- Opening Delimiter -
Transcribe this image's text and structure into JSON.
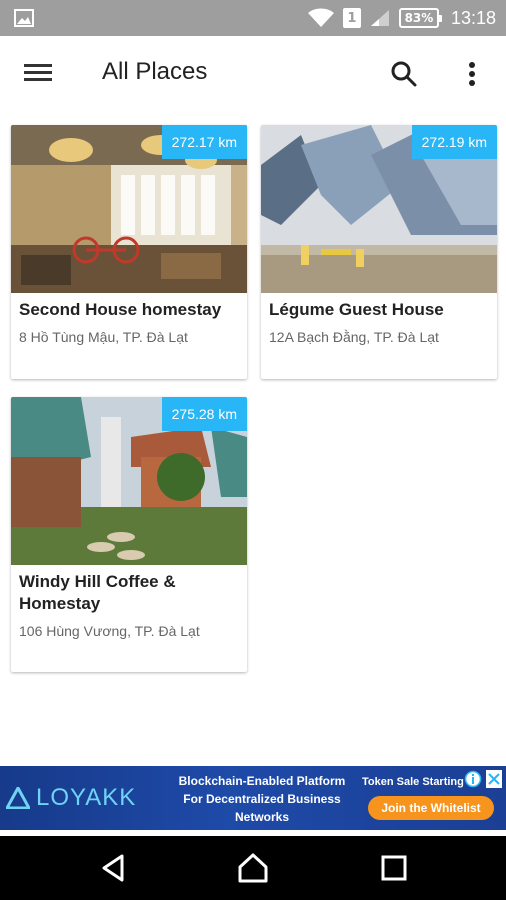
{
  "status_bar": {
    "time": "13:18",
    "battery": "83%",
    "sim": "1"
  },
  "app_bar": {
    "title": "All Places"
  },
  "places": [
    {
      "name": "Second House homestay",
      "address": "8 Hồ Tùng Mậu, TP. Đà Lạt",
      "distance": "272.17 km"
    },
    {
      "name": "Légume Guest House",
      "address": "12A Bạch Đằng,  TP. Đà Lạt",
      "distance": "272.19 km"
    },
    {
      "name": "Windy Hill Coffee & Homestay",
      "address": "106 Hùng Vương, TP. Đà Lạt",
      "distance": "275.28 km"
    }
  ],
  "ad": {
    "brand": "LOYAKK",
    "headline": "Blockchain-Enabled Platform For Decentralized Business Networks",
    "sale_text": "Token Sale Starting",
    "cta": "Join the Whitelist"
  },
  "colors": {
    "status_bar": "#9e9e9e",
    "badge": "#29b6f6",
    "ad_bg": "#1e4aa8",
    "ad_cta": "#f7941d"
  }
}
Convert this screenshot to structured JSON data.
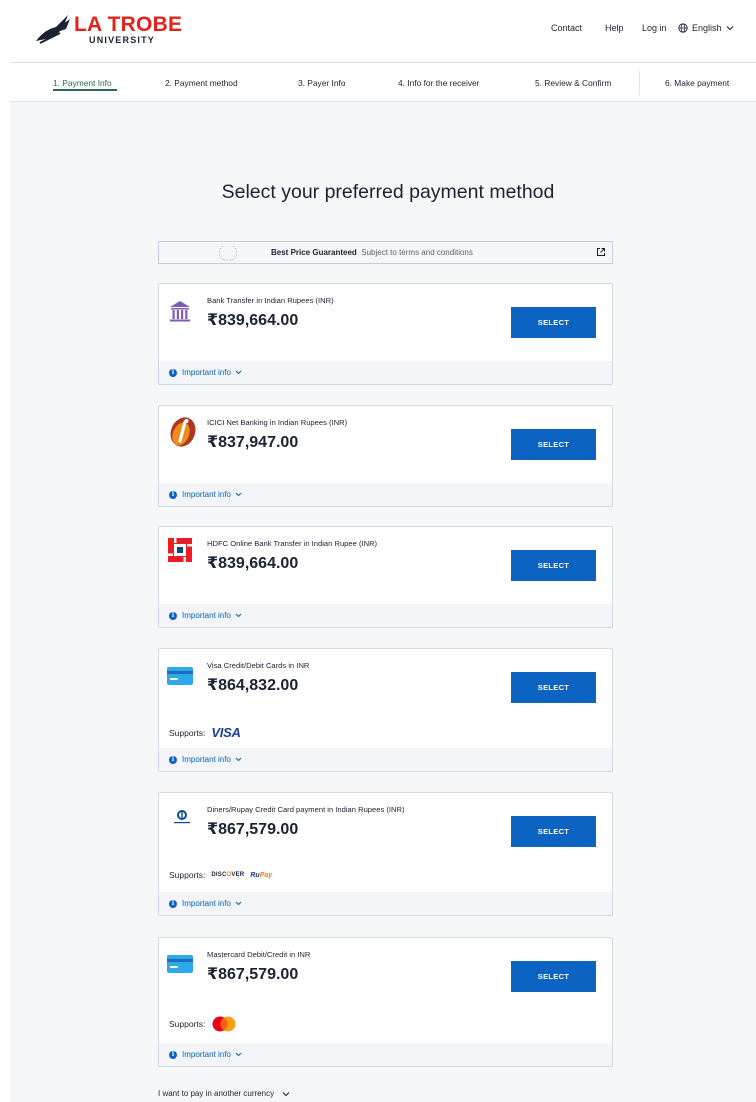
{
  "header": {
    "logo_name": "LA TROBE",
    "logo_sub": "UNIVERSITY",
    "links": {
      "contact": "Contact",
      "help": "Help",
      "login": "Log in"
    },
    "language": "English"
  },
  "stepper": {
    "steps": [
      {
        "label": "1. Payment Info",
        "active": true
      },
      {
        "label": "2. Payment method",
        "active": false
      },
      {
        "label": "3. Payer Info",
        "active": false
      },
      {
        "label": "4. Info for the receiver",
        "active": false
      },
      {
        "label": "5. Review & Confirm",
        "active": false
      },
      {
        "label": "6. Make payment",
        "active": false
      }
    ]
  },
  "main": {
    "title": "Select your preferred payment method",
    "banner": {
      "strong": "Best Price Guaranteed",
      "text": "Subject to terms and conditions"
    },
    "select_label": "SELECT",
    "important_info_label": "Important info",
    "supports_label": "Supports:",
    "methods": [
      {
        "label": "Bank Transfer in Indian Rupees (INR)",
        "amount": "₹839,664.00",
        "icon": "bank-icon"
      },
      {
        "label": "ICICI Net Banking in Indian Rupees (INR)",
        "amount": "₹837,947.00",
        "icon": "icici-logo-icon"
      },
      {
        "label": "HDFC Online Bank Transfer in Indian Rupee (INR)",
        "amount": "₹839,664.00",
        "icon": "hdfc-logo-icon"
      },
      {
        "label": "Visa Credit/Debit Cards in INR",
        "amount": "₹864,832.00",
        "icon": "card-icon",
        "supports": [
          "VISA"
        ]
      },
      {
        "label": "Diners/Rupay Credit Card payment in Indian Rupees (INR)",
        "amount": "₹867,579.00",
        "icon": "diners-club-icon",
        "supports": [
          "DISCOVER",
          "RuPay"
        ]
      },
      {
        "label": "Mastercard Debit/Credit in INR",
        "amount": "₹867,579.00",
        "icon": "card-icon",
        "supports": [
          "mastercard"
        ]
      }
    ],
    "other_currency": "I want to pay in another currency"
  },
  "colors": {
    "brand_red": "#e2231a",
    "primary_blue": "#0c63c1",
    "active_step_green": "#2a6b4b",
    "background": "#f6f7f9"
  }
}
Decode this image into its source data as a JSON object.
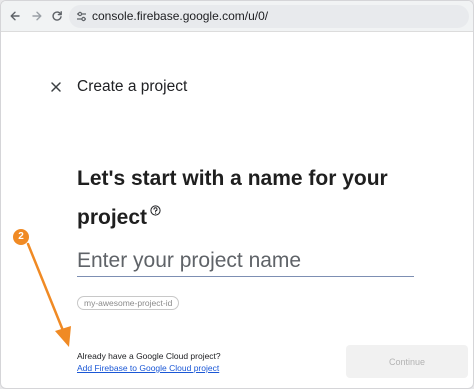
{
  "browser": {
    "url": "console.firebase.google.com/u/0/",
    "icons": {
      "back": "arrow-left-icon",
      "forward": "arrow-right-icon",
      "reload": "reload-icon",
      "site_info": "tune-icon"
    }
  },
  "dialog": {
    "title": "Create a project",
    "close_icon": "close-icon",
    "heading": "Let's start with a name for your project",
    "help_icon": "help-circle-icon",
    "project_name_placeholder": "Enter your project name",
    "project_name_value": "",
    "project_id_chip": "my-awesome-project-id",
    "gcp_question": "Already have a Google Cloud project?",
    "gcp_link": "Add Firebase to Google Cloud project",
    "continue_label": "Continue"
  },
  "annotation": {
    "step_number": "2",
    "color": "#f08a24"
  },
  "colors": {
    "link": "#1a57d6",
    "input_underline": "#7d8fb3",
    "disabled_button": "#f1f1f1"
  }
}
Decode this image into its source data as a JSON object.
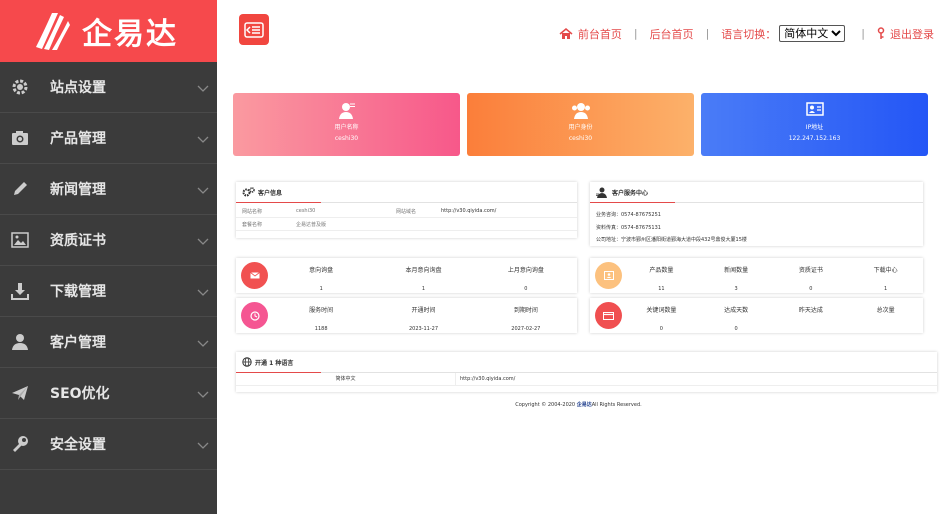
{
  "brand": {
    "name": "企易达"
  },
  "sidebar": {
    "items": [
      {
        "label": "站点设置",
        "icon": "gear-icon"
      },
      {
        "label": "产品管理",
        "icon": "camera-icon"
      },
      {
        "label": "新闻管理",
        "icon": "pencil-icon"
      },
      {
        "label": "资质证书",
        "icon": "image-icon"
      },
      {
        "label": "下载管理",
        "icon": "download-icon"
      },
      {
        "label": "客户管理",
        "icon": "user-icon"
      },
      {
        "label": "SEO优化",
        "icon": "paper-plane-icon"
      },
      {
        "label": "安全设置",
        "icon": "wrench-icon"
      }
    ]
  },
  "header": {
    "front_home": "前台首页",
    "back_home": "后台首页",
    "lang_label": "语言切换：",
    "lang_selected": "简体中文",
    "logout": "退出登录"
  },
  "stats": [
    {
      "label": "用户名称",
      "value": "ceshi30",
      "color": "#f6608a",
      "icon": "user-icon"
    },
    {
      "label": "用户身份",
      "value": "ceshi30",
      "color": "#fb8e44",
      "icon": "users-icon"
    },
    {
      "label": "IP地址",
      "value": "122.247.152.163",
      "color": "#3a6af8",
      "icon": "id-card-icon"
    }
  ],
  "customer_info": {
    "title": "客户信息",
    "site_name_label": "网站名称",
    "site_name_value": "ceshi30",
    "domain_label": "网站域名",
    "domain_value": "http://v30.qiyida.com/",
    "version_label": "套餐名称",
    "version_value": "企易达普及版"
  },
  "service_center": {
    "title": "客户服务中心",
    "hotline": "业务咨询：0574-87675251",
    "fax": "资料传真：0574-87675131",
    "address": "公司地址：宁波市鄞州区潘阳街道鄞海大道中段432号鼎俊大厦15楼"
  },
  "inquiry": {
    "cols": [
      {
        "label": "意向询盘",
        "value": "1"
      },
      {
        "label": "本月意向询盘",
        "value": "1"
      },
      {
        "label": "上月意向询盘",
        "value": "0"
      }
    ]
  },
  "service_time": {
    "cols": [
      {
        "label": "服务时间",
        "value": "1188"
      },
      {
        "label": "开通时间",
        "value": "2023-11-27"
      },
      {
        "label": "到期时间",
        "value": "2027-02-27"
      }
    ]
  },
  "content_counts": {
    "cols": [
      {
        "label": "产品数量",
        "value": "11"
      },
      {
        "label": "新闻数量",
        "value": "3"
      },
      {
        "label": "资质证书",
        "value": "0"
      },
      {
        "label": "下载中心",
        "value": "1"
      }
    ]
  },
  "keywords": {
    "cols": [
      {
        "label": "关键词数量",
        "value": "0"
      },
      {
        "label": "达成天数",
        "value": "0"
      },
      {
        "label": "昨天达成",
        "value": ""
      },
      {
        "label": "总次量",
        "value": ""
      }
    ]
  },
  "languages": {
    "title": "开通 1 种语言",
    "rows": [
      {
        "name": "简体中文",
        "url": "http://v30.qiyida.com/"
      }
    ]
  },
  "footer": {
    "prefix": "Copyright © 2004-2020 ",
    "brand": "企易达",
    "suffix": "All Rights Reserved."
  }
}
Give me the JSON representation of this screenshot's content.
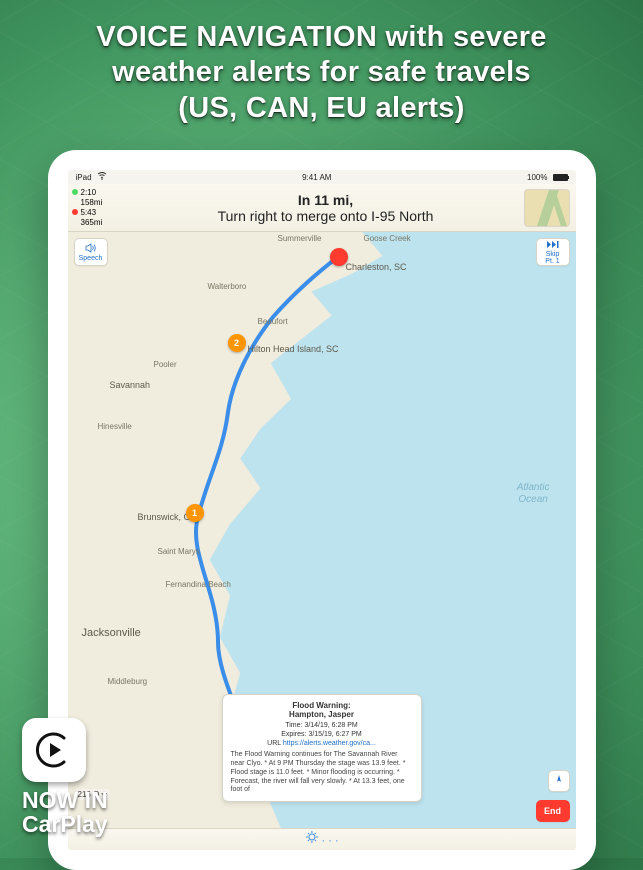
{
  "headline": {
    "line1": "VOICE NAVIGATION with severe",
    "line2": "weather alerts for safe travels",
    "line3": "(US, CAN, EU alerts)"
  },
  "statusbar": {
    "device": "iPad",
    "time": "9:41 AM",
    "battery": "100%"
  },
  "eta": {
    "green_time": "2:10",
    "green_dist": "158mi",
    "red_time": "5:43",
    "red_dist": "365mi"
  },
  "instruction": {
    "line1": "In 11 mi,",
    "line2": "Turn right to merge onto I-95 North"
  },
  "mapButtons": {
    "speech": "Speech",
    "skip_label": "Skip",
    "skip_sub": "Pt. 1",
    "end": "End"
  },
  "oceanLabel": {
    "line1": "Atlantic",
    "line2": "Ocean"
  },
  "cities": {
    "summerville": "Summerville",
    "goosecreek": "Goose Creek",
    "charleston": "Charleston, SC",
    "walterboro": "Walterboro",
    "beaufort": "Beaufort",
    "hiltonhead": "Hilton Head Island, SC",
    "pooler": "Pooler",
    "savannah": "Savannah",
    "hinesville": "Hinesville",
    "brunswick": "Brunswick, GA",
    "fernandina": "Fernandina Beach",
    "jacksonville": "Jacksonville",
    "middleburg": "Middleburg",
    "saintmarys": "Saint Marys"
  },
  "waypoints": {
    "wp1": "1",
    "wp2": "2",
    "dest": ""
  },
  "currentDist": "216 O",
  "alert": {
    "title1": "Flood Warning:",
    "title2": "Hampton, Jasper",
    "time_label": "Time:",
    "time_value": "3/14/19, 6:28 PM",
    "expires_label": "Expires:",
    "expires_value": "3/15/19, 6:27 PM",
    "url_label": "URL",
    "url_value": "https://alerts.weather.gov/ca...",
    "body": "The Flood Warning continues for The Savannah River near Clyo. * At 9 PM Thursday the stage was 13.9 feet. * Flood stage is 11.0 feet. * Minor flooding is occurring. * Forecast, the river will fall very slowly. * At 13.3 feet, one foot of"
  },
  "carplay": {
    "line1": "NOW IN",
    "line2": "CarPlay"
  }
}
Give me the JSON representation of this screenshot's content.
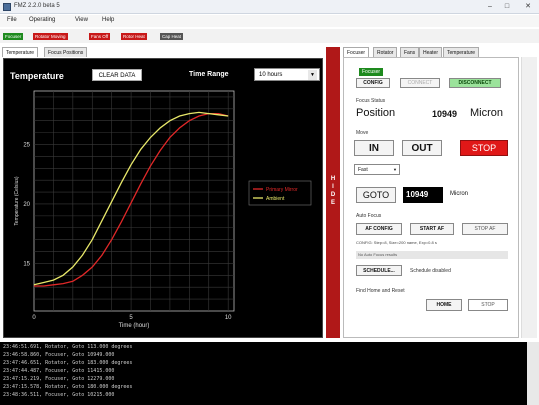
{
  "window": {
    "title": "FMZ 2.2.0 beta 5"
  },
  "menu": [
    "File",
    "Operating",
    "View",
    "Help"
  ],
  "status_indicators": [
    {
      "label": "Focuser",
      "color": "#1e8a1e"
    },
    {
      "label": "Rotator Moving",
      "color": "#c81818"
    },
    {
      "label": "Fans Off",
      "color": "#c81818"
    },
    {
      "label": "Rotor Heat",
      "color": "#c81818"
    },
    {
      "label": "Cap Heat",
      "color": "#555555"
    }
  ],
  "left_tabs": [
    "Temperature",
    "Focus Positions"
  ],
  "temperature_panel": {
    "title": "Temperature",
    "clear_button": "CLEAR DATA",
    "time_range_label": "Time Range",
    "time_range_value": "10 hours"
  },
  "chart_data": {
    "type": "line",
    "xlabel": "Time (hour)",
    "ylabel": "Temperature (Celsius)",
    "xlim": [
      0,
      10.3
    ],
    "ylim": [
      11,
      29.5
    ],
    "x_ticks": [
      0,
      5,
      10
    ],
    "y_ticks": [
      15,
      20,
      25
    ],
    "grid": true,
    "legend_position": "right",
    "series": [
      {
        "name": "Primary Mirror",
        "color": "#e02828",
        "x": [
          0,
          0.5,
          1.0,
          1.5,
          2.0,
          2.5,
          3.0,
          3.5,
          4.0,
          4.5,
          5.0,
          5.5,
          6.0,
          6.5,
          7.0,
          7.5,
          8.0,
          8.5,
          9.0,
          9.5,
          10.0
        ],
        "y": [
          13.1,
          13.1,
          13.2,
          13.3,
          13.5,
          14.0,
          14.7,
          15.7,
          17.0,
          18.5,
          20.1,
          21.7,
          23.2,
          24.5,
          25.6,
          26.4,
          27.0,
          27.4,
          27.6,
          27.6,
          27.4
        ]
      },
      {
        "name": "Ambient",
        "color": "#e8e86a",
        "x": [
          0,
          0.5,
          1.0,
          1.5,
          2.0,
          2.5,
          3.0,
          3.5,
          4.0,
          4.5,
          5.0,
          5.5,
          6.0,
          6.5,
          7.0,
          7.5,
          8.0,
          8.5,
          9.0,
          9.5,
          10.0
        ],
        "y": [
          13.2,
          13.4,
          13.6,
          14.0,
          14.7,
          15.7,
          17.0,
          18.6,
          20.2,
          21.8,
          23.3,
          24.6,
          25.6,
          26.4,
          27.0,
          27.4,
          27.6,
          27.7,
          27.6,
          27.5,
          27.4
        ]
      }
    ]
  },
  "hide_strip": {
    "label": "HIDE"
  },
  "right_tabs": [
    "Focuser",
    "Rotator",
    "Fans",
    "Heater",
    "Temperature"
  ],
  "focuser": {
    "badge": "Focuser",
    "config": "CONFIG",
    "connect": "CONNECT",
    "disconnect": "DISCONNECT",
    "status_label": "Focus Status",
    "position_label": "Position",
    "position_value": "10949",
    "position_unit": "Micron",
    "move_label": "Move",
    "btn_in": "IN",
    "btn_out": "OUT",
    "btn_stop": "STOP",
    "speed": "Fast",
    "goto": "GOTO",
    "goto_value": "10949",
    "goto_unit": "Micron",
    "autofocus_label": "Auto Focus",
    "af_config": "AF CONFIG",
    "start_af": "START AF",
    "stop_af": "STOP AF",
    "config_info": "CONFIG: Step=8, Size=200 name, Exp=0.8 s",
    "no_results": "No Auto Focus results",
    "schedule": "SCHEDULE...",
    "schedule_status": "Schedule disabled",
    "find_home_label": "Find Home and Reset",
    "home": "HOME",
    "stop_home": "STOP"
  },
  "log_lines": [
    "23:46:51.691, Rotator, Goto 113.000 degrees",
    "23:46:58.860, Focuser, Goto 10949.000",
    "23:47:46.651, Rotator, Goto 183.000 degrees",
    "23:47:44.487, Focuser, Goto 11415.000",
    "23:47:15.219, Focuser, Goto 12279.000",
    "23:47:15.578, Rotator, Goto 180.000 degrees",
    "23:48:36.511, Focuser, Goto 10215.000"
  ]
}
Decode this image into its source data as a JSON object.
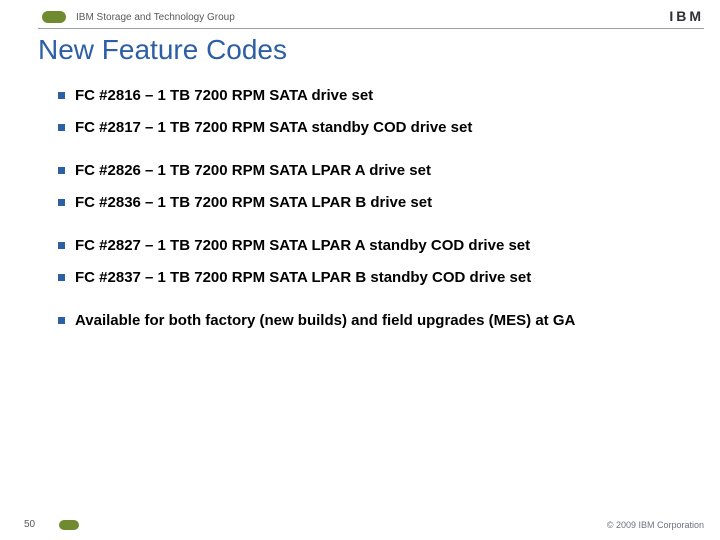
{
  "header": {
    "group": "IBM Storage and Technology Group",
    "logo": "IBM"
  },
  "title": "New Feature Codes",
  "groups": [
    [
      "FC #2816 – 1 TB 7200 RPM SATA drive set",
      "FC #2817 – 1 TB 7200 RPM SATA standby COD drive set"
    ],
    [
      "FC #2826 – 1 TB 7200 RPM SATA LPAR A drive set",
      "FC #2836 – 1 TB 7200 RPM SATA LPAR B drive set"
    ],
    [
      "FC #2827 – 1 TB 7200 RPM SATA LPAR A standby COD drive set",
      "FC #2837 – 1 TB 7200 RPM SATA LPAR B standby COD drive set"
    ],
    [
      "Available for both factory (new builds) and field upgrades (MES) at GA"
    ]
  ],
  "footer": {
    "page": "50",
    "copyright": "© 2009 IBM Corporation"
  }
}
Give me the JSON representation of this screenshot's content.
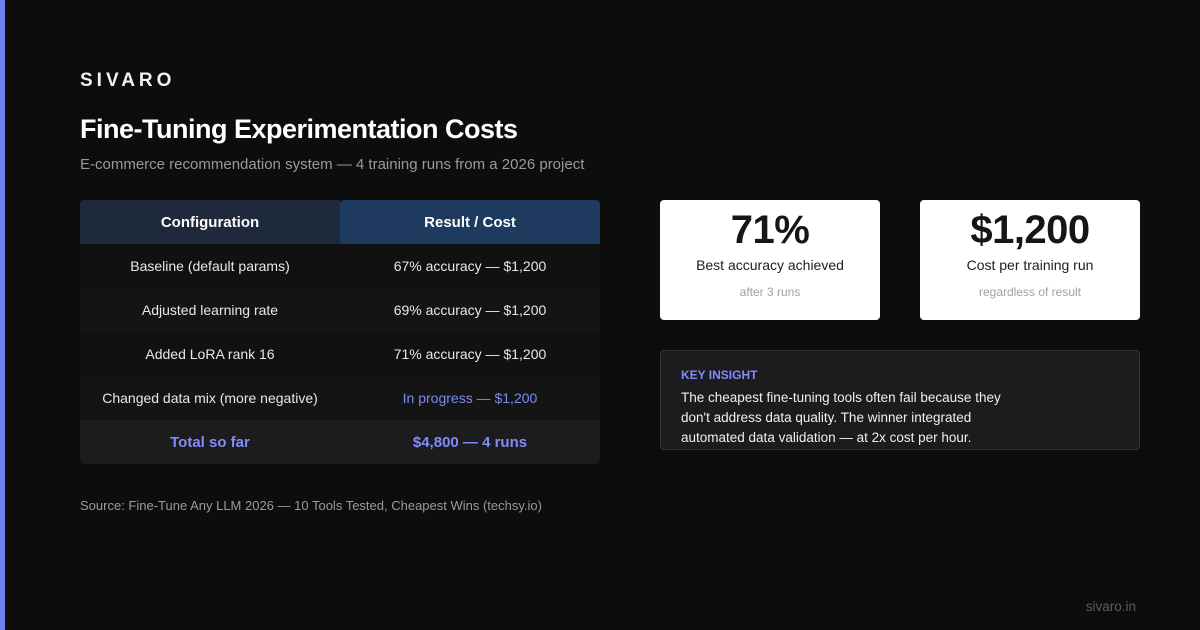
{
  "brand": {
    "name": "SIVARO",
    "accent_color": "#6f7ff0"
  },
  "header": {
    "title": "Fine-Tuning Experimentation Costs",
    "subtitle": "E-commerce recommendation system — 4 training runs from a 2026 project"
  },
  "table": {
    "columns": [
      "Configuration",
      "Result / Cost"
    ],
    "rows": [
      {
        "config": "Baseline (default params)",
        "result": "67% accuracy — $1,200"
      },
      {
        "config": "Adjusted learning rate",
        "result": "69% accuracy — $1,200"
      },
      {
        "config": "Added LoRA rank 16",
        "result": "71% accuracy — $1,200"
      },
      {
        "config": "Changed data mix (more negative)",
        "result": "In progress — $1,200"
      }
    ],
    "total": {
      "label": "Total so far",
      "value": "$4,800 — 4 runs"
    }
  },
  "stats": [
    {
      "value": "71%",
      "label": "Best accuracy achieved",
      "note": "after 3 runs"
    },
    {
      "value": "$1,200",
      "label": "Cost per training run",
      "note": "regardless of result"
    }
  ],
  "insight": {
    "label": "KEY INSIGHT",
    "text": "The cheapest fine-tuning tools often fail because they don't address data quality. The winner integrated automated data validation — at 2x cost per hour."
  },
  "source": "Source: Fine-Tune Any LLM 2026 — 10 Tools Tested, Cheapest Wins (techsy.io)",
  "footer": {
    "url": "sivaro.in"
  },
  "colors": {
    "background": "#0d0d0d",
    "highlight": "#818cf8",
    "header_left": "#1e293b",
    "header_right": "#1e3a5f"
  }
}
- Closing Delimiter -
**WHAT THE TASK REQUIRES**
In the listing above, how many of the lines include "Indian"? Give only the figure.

**RESPONSE TO THE EXERCISE**
4